● **What the task requires**
The entries below must be retyped exactly. Pictures are to be omitted.

(Data)

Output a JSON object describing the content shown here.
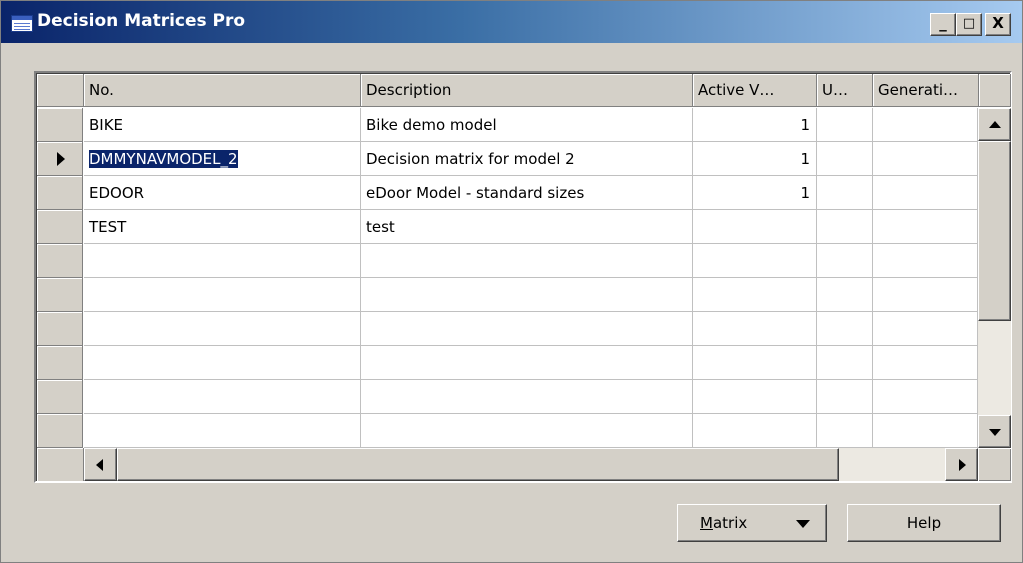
{
  "window": {
    "title": "Decision Matrices Pro",
    "controls": {
      "minimize": "_",
      "maximize": "□",
      "close": "X"
    }
  },
  "grid": {
    "columns": [
      "No.",
      "Description",
      "Active V…",
      "U…",
      "Generati…"
    ],
    "rows": [
      {
        "no": "BIKE",
        "description": "Bike demo model",
        "active_version": "1",
        "u": "",
        "generation": ""
      },
      {
        "no": "DMMYNAVMODEL_2",
        "description": "Decision matrix for model 2",
        "active_version": "1",
        "u": "",
        "generation": ""
      },
      {
        "no": "EDOOR",
        "description": "eDoor Model - standard sizes",
        "active_version": "1",
        "u": "",
        "generation": ""
      },
      {
        "no": "TEST",
        "description": "test",
        "active_version": "",
        "u": "",
        "generation": ""
      }
    ],
    "selected_row_index": 1
  },
  "buttons": {
    "matrix": {
      "label": "Matrix",
      "mnemonic": "M",
      "rest": "atrix"
    },
    "help": {
      "label": "Help"
    }
  },
  "colors": {
    "title_gradient_start": "#0a246a",
    "title_gradient_end": "#a6caf0",
    "selection": "#0a246a",
    "face": "#d4d0c8"
  }
}
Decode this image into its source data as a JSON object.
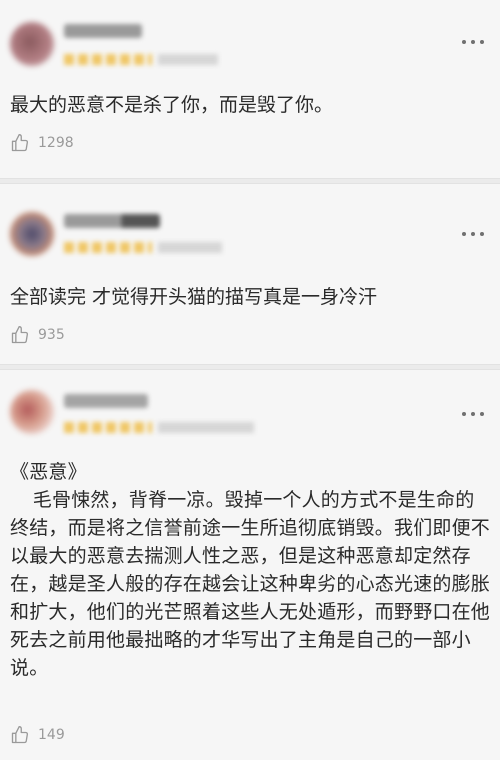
{
  "comments": [
    {
      "text": "最大的恶意不是杀了你，而是毁了你。",
      "likes": "1298",
      "avatar_color": "#8a5a5e"
    },
    {
      "text": "全部读完  才觉得开头猫的描写真是一身冷汗",
      "likes": "935",
      "avatar_color": "#7a6a8a"
    },
    {
      "title": "《恶意》",
      "paragraphs": [
        "毛骨悚然，背脊一凉。毁掉一个人的方式不是生命的终结，而是将之信誉前途一生所追彻底销毁。我们即便不以最大的恶意去揣测人性之恶，但是这种恶意却定然存在，越是圣人般的存在越会让这种卑劣的心态光速的膨胀和扩大，他们的光芒照着这些人无处遁形，而野野口在他死去之前用他最拙略的才华写出了主角是自己的一部小说。"
      ],
      "likes": "149",
      "avatar_color": "#c7a19a"
    }
  ],
  "icons": {
    "like": "thumbs-up-icon",
    "more": "more-dots-icon"
  }
}
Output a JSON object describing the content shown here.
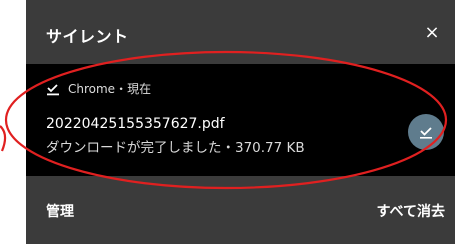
{
  "header": {
    "title": "サイレント",
    "close_label": "×"
  },
  "notification": {
    "app_name": "Chrome・現在",
    "file_name": "20220425155357627.pdf",
    "status": "ダウンロードが完了しました",
    "separator": "・",
    "size": "370.77 KB"
  },
  "footer": {
    "manage_label": "管理",
    "clear_all_label": "すべて消去"
  },
  "icons": {
    "app": "download-done-icon",
    "action": "download-done-icon",
    "close": "close-icon"
  },
  "colors": {
    "panel": "#3b3b3b",
    "card": "#000000",
    "action_circle": "#5f7c8d",
    "annotation": "#e02020"
  }
}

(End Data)

● **Exercise output**
Output a JSON object describing the content shown here.
{
  "window": {
    "title": "Decision Matrices Pro",
    "controls": {
      "minimize": "_",
      "maximize": "□",
      "close": "X"
    }
  },
  "grid": {
    "columns": [
      "No.",
      "Description",
      "Active V…",
      "U…",
      "Generati…"
    ],
    "rows": [
      {
        "no": "BIKE",
        "description": "Bike demo model",
        "active_version": "1",
        "u": "",
        "generation": ""
      },
      {
        "no": "DMMYNAVMODEL_2",
        "description": "Decision matrix for model 2",
        "active_version": "1",
        "u": "",
        "generation": ""
      },
      {
        "no": "EDOOR",
        "description": "eDoor Model - standard sizes",
        "active_version": "1",
        "u": "",
        "generation": ""
      },
      {
        "no": "TEST",
        "description": "test",
        "active_version": "",
        "u": "",
        "generation": ""
      }
    ],
    "selected_row_index": 1
  },
  "buttons": {
    "matrix": {
      "label": "Matrix",
      "mnemonic": "M",
      "rest": "atrix"
    },
    "help": {
      "label": "Help"
    }
  },
  "colors": {
    "title_gradient_start": "#0a246a",
    "title_gradient_end": "#a6caf0",
    "selection": "#0a246a",
    "face": "#d4d0c8"
  }
}
Decode this image into its source data as a JSON object.
{
  "comments": [
    {
      "text": "最大的恶意不是杀了你，而是毁了你。",
      "likes": "1298",
      "avatar_color": "#8a5a5e"
    },
    {
      "text": "全部读完  才觉得开头猫的描写真是一身冷汗",
      "likes": "935",
      "avatar_color": "#7a6a8a"
    },
    {
      "title": "《恶意》",
      "paragraphs": [
        "毛骨悚然，背脊一凉。毁掉一个人的方式不是生命的终结，而是将之信誉前途一生所追彻底销毁。我们即便不以最大的恶意去揣测人性之恶，但是这种恶意却定然存在，越是圣人般的存在越会让这种卑劣的心态光速的膨胀和扩大，他们的光芒照着这些人无处遁形，而野野口在他死去之前用他最拙略的才华写出了主角是自己的一部小说。"
      ],
      "likes": "149",
      "avatar_color": "#c7a19a"
    }
  ],
  "icons": {
    "like": "thumbs-up-icon",
    "more": "more-dots-icon"
  }
}
Output a JSON object describing the content shown here.
{
  "header": {
    "title": "サイレント",
    "close_label": "×"
  },
  "notification": {
    "app_name": "Chrome・現在",
    "file_name": "20220425155357627.pdf",
    "status": "ダウンロードが完了しました",
    "separator": "・",
    "size": "370.77 KB"
  },
  "footer": {
    "manage_label": "管理",
    "clear_all_label": "すべて消去"
  },
  "icons": {
    "app": "download-done-icon",
    "action": "download-done-icon",
    "close": "close-icon"
  },
  "colors": {
    "panel": "#3b3b3b",
    "card": "#000000",
    "action_circle": "#5f7c8d",
    "annotation": "#e02020"
  }
}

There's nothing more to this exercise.